▸ **What you have to do**
Could you repeat the data word for word while skipping the pictures?

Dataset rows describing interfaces
>>
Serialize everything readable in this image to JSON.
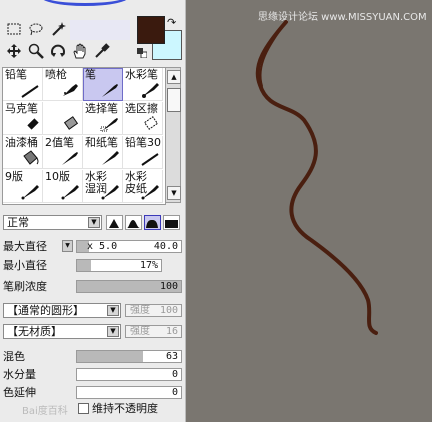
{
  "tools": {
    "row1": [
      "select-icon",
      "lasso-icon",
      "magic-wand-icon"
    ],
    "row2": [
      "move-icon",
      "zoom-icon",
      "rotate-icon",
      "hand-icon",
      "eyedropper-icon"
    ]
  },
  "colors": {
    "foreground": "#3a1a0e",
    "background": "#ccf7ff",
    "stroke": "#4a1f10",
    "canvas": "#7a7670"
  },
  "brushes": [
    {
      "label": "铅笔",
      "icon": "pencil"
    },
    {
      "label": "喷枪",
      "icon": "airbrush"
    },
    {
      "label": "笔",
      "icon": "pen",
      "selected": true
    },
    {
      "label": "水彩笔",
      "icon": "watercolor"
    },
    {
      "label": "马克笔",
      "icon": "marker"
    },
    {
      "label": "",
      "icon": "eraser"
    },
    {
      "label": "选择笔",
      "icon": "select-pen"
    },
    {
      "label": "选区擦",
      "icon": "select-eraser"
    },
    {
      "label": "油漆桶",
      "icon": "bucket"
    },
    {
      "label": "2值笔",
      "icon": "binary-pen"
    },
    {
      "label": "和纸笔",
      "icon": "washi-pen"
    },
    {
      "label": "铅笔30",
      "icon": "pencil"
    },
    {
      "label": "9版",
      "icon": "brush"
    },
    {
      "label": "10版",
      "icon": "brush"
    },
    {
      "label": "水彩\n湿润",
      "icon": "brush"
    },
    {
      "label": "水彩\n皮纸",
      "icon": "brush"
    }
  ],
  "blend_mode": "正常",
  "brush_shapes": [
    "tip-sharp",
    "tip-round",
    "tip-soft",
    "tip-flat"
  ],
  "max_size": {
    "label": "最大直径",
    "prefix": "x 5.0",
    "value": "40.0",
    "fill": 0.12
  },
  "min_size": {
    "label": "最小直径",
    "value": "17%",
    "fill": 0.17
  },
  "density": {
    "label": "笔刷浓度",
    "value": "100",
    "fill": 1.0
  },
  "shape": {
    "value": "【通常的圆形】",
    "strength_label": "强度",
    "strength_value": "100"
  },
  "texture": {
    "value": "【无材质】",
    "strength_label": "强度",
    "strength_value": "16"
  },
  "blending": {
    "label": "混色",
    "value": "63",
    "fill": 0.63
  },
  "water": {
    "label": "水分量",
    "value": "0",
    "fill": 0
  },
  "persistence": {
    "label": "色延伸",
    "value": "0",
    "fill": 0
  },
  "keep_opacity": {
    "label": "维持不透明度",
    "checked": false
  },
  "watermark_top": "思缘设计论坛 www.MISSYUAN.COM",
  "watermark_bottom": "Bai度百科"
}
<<
▸ **Task result**
Serialize everything readable in this image to JSON.
{
  "tools": {
    "row1": [
      "select-icon",
      "lasso-icon",
      "magic-wand-icon"
    ],
    "row2": [
      "move-icon",
      "zoom-icon",
      "rotate-icon",
      "hand-icon",
      "eyedropper-icon"
    ]
  },
  "colors": {
    "foreground": "#3a1a0e",
    "background": "#ccf7ff",
    "stroke": "#4a1f10",
    "canvas": "#7a7670"
  },
  "brushes": [
    {
      "label": "铅笔",
      "icon": "pencil"
    },
    {
      "label": "喷枪",
      "icon": "airbrush"
    },
    {
      "label": "笔",
      "icon": "pen",
      "selected": true
    },
    {
      "label": "水彩笔",
      "icon": "watercolor"
    },
    {
      "label": "马克笔",
      "icon": "marker"
    },
    {
      "label": "",
      "icon": "eraser"
    },
    {
      "label": "选择笔",
      "icon": "select-pen"
    },
    {
      "label": "选区擦",
      "icon": "select-eraser"
    },
    {
      "label": "油漆桶",
      "icon": "bucket"
    },
    {
      "label": "2值笔",
      "icon": "binary-pen"
    },
    {
      "label": "和纸笔",
      "icon": "washi-pen"
    },
    {
      "label": "铅笔30",
      "icon": "pencil"
    },
    {
      "label": "9版",
      "icon": "brush"
    },
    {
      "label": "10版",
      "icon": "brush"
    },
    {
      "label": "水彩\n湿润",
      "icon": "brush"
    },
    {
      "label": "水彩\n皮纸",
      "icon": "brush"
    }
  ],
  "blend_mode": "正常",
  "brush_shapes": [
    "tip-sharp",
    "tip-round",
    "tip-soft",
    "tip-flat"
  ],
  "max_size": {
    "label": "最大直径",
    "prefix": "x 5.0",
    "value": "40.0",
    "fill": 0.12
  },
  "min_size": {
    "label": "最小直径",
    "value": "17%",
    "fill": 0.17
  },
  "density": {
    "label": "笔刷浓度",
    "value": "100",
    "fill": 1.0
  },
  "shape": {
    "value": "【通常的圆形】",
    "strength_label": "强度",
    "strength_value": "100"
  },
  "texture": {
    "value": "【无材质】",
    "strength_label": "强度",
    "strength_value": "16"
  },
  "blending": {
    "label": "混色",
    "value": "63",
    "fill": 0.63
  },
  "water": {
    "label": "水分量",
    "value": "0",
    "fill": 0
  },
  "persistence": {
    "label": "色延伸",
    "value": "0",
    "fill": 0
  },
  "keep_opacity": {
    "label": "维持不透明度",
    "checked": false
  },
  "watermark_top": "思缘设计论坛 www.MISSYUAN.COM",
  "watermark_bottom": "Bai度百科"
}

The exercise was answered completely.